If it was mine I think I would start from scratch. Most of us bought our trailers used and it's anyone's guess who the previous owner was. Too many well intentioned previous owners don't necessarily go by the book when it comes to wiring. I would trace each wire to the target (what its purpose is) that it supplies. EG: separate each of the trailer towing lights and tag them. Lights: left, right, marker. Brakes and 12VDC.
We all know that some people will use what ever wiring they have hanging around and while it's hooked up correctly, the colors of the wires are not in theory or code. A leftover green is poor example for positive (just saying).
Open up the compartments inside the trailer. I think Mainah is correct but it's important for you to know your trailer and where everything goes. Once you figure everything is correct and in its place then you can make a list of wiring or plumbing and adhere it to inside a cupboard door for future reference. Understanding your wiring layout is an asset for you.
This is also a great opportunity for you to check the connectivity of the wires to each other. Are there any twisted wire connections (ewwwww)
Use proper connecting methods. Many of us here prefer soldering and heat shrink. Even crimped connections are fine but still solder and heat shrink when and where possible.
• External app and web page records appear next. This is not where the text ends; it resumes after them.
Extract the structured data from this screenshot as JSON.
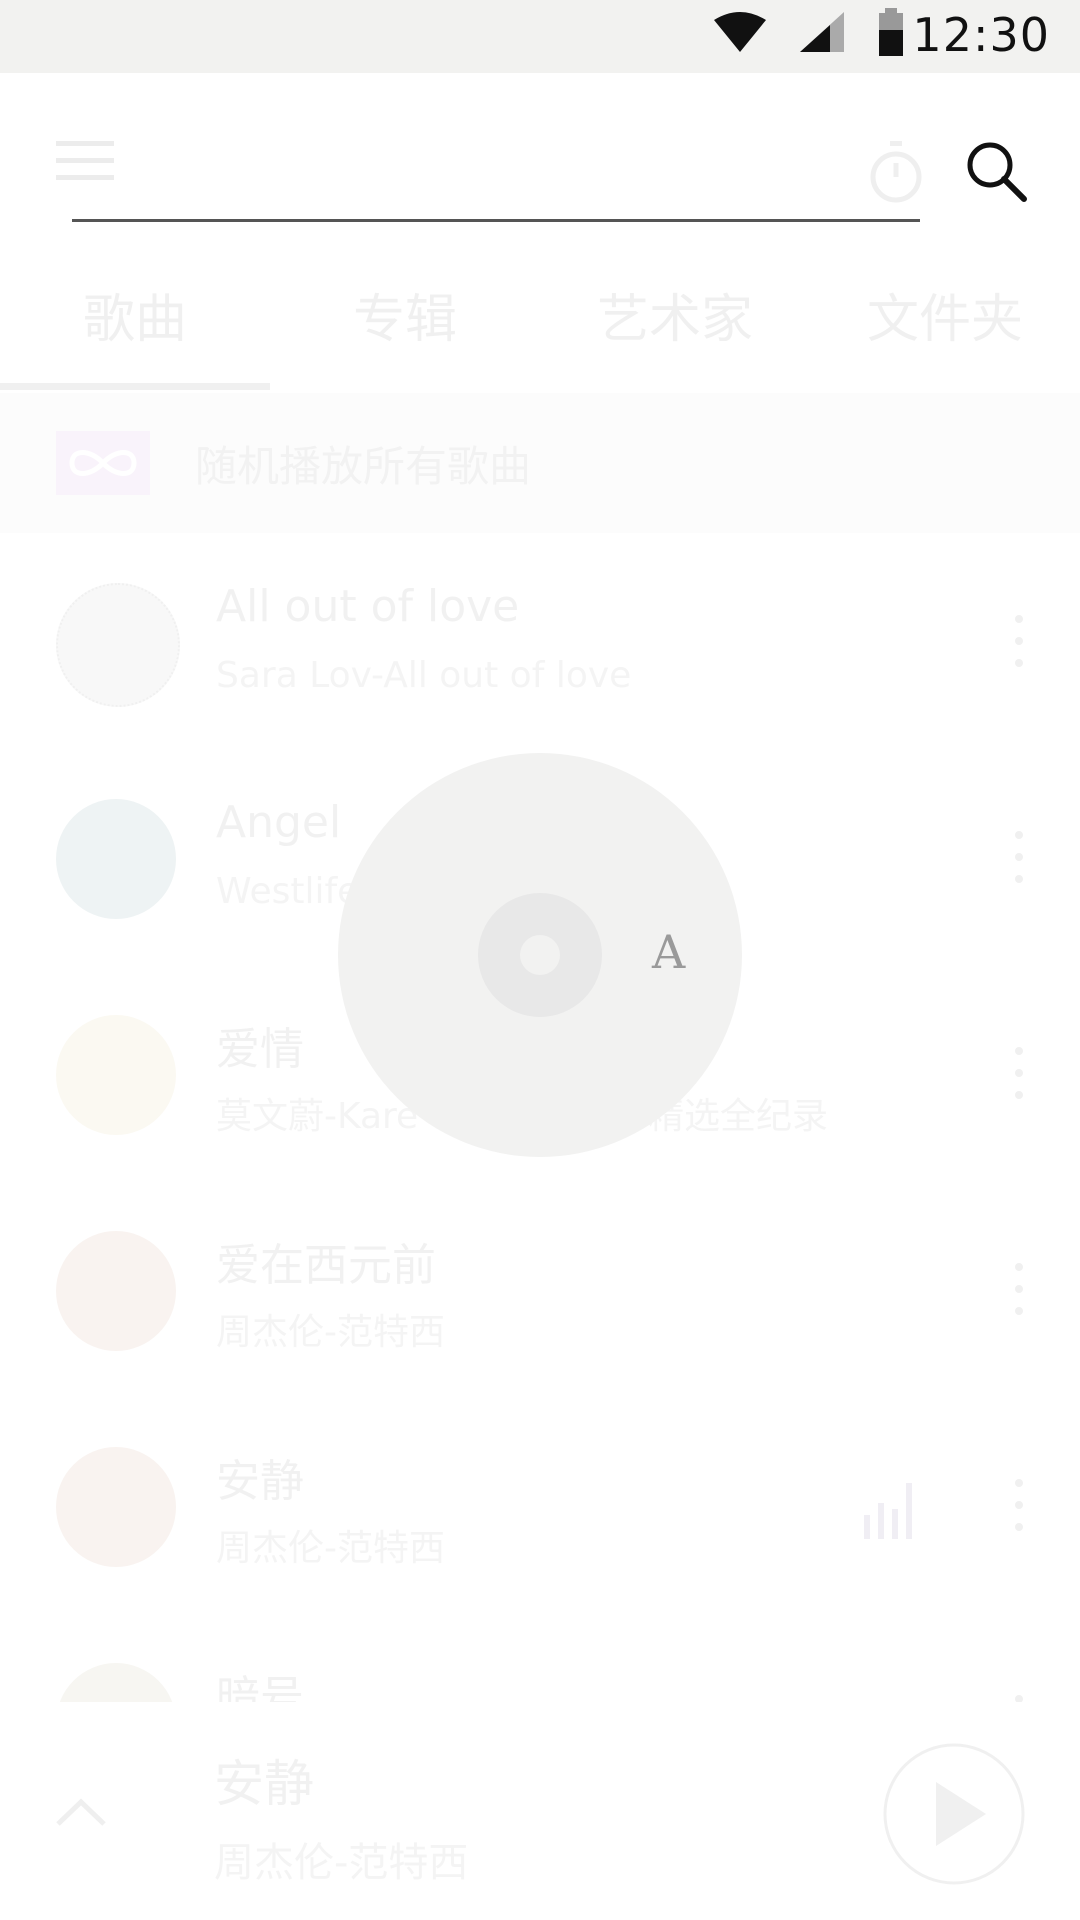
{
  "status_bar": {
    "time": "12:30",
    "icons": [
      "wifi-icon",
      "signal-icon",
      "battery-icon"
    ]
  },
  "toolbar": {
    "icons": [
      "menu-icon",
      "timer-icon",
      "search-icon"
    ],
    "search_value": ""
  },
  "tabs": [
    {
      "label": "歌曲",
      "selected": true
    },
    {
      "label": "专辑",
      "selected": false
    },
    {
      "label": "艺术家",
      "selected": false
    },
    {
      "label": "文件夹",
      "selected": false
    }
  ],
  "shuffle": {
    "label": "随机播放所有歌曲",
    "icon": "shuffle-infinity-icon"
  },
  "songs": [
    {
      "title": "All out of love",
      "subtitle": "Sara Lov-All out of love",
      "playing": false
    },
    {
      "title": "Angel",
      "subtitle": "Westlife",
      "playing": false
    },
    {
      "title": "爱情",
      "subtitle": "莫文蔚-Kare",
      "subtitle_right": "精选全纪录",
      "playing": false
    },
    {
      "title": "爱在西元前",
      "subtitle": "周杰伦-范特西",
      "playing": false
    },
    {
      "title": "安静",
      "subtitle": "周杰伦-范特西",
      "playing": true
    },
    {
      "title": "暗号",
      "subtitle": "",
      "playing": false
    }
  ],
  "index_popup": {
    "letter": "A"
  },
  "now_playing": {
    "title": "安静",
    "subtitle": "周杰伦-范特西",
    "icons": [
      "expand-up-icon",
      "play-icon"
    ]
  },
  "colors": {
    "status_bar_bg": "#f2f2f0",
    "faded_text": "#f1f1f1",
    "disc_bg": "#f2f2f1",
    "disc_ring": "#e8e8e8",
    "disc_letter": "#9a9a9a"
  }
}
Avoid using electrical tape because most of the time it doesn't stick the way you want it to. Butyl tape tightly wound is best, better insulation and keeps moisture out (for the most part)
Jerry & Debbie
Ford Explorer 4.6 Triton V8, AWD, 4x4
1985 Sunline Saturn T-1350
Ham radio VE3JCJ, VHF, UHF and HF